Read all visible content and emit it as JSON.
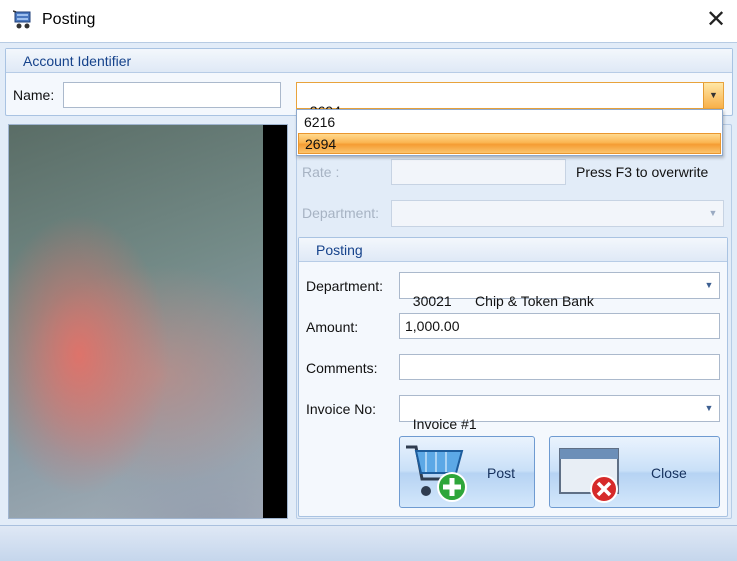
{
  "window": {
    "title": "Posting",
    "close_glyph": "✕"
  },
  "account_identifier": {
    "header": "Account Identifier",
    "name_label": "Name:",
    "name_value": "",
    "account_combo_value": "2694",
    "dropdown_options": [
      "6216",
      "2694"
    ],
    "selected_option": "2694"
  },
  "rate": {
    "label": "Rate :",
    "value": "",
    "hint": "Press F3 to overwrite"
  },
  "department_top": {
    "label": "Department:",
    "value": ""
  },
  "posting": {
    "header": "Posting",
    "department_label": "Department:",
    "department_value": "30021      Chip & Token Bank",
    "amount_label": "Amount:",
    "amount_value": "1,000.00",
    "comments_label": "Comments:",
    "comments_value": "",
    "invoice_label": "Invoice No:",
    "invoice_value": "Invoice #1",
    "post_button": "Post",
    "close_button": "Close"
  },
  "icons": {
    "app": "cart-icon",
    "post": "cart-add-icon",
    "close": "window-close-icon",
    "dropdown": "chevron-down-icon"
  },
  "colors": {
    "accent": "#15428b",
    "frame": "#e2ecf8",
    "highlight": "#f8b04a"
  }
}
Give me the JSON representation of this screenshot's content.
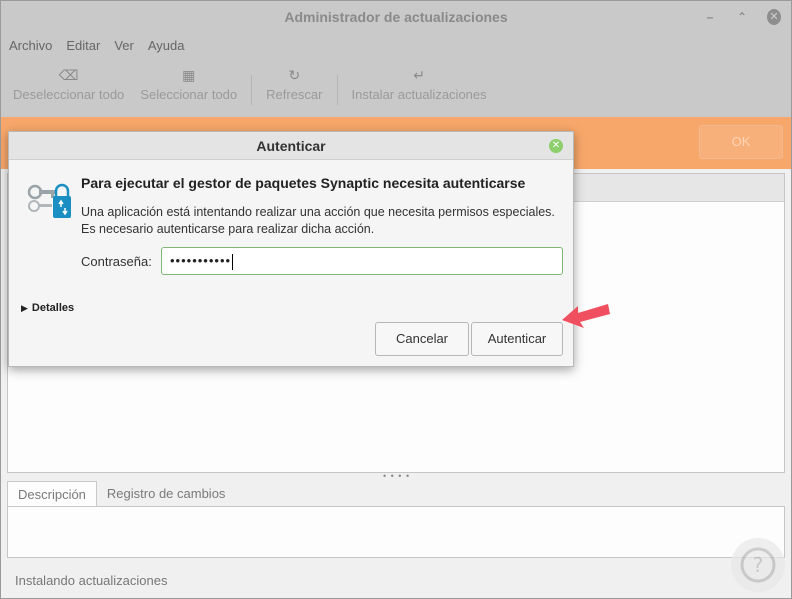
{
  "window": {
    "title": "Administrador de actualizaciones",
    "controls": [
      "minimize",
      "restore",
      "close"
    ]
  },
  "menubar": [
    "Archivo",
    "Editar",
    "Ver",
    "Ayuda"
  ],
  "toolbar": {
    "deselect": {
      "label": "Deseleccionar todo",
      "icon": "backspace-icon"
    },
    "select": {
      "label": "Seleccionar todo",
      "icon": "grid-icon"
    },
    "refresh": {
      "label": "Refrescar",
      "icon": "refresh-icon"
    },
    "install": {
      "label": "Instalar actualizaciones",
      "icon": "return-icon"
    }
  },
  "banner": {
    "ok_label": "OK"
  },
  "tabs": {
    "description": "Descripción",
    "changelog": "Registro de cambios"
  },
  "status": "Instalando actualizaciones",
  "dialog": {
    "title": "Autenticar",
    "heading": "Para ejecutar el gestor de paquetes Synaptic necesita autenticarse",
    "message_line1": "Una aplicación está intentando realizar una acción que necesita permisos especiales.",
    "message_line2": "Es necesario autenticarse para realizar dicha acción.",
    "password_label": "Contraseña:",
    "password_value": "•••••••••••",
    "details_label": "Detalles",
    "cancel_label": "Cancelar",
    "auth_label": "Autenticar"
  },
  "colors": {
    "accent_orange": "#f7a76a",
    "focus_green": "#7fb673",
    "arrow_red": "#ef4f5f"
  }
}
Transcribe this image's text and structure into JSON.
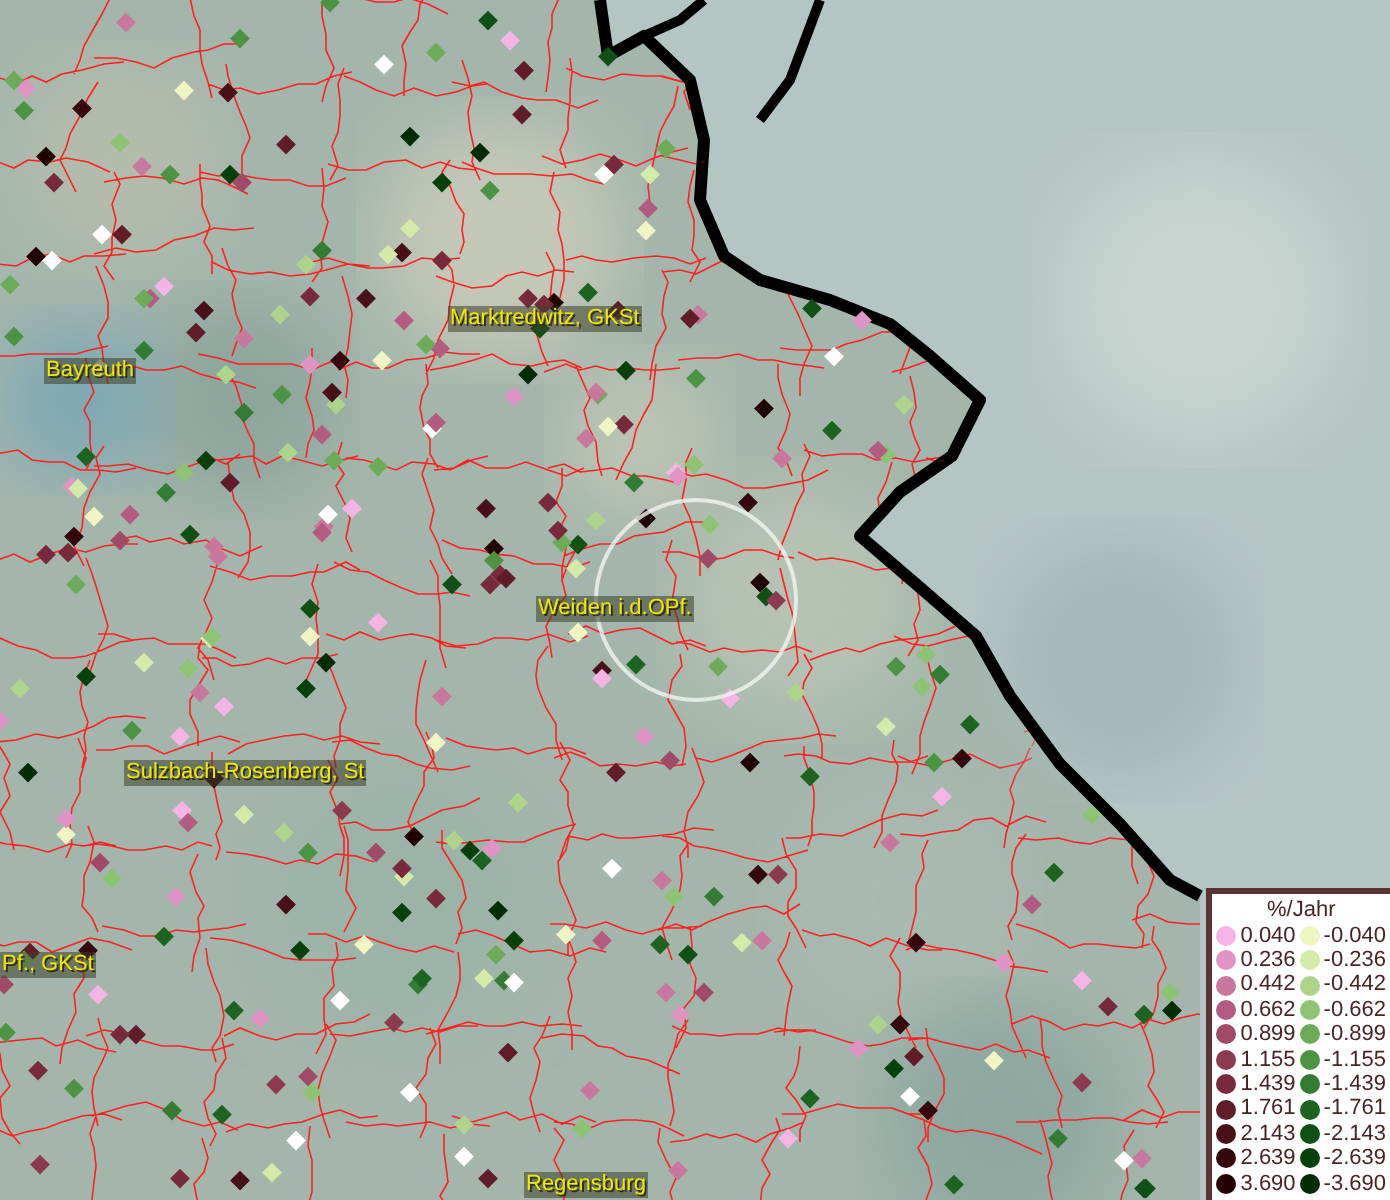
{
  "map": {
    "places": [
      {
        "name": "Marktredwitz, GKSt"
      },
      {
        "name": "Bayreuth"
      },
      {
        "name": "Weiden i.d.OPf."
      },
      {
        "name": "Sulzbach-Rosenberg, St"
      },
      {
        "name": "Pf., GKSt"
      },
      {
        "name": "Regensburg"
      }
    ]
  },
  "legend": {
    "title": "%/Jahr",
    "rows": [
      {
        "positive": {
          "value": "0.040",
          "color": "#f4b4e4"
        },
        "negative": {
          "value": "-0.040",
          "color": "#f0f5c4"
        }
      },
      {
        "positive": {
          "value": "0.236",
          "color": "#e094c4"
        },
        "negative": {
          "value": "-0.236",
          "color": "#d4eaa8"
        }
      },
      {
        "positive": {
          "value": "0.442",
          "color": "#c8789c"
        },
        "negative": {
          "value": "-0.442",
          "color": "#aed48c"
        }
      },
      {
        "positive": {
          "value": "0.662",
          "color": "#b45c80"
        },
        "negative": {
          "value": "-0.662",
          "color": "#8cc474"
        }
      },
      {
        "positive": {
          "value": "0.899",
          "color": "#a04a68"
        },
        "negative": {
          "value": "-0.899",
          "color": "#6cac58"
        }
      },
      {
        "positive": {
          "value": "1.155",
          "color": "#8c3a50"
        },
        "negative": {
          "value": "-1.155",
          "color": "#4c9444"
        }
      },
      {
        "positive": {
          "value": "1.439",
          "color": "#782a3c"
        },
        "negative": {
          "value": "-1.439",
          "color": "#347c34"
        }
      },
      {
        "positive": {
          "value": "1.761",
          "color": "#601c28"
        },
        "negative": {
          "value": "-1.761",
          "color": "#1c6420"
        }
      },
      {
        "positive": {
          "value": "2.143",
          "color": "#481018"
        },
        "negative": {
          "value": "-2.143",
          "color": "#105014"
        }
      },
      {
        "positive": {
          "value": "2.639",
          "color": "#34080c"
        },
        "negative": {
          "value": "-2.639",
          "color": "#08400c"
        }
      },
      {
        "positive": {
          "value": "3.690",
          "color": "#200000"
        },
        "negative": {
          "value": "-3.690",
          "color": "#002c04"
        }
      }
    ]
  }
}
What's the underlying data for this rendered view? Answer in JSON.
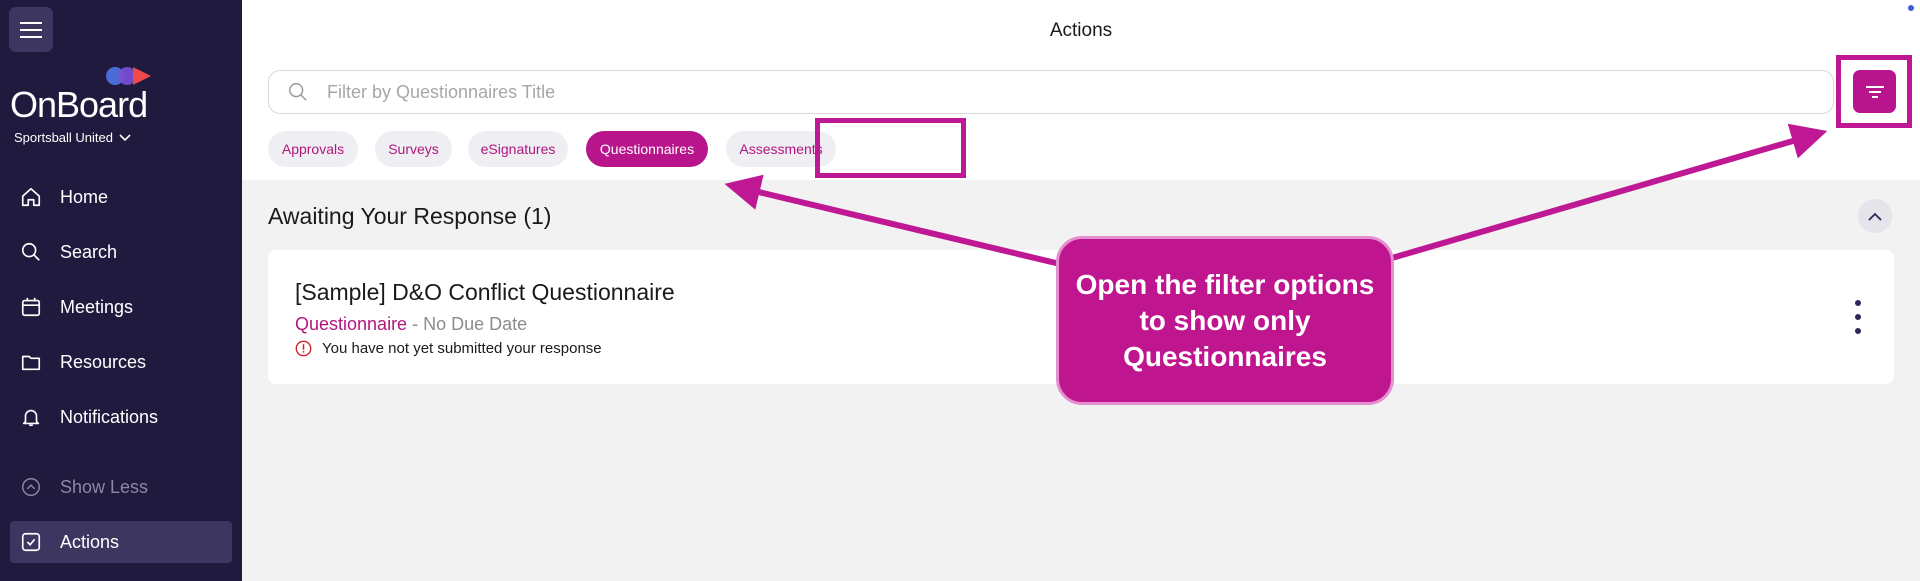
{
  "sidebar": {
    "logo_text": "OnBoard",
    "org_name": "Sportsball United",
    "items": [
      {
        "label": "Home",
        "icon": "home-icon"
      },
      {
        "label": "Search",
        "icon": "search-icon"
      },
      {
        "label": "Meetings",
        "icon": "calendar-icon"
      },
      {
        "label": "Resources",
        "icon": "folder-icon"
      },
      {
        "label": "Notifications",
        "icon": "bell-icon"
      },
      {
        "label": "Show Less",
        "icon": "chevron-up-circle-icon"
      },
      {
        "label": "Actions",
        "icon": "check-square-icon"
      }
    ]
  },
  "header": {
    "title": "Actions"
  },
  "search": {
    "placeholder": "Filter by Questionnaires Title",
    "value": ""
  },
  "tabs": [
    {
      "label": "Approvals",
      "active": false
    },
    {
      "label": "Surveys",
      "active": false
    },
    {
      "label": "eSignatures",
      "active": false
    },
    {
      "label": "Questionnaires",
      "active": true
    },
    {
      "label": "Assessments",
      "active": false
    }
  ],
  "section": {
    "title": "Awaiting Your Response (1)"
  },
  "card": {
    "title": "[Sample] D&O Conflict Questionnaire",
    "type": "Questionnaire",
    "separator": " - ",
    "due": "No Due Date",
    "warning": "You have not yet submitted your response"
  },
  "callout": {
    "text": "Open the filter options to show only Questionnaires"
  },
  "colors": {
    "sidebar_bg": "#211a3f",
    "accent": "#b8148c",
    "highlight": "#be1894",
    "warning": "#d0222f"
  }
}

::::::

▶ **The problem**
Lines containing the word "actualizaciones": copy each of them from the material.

▶ **Result**
    "title": "Administrador de actualizaciones",
      "label": "Instalar actualizaciones",
  "status": "Instalando actualizaciones",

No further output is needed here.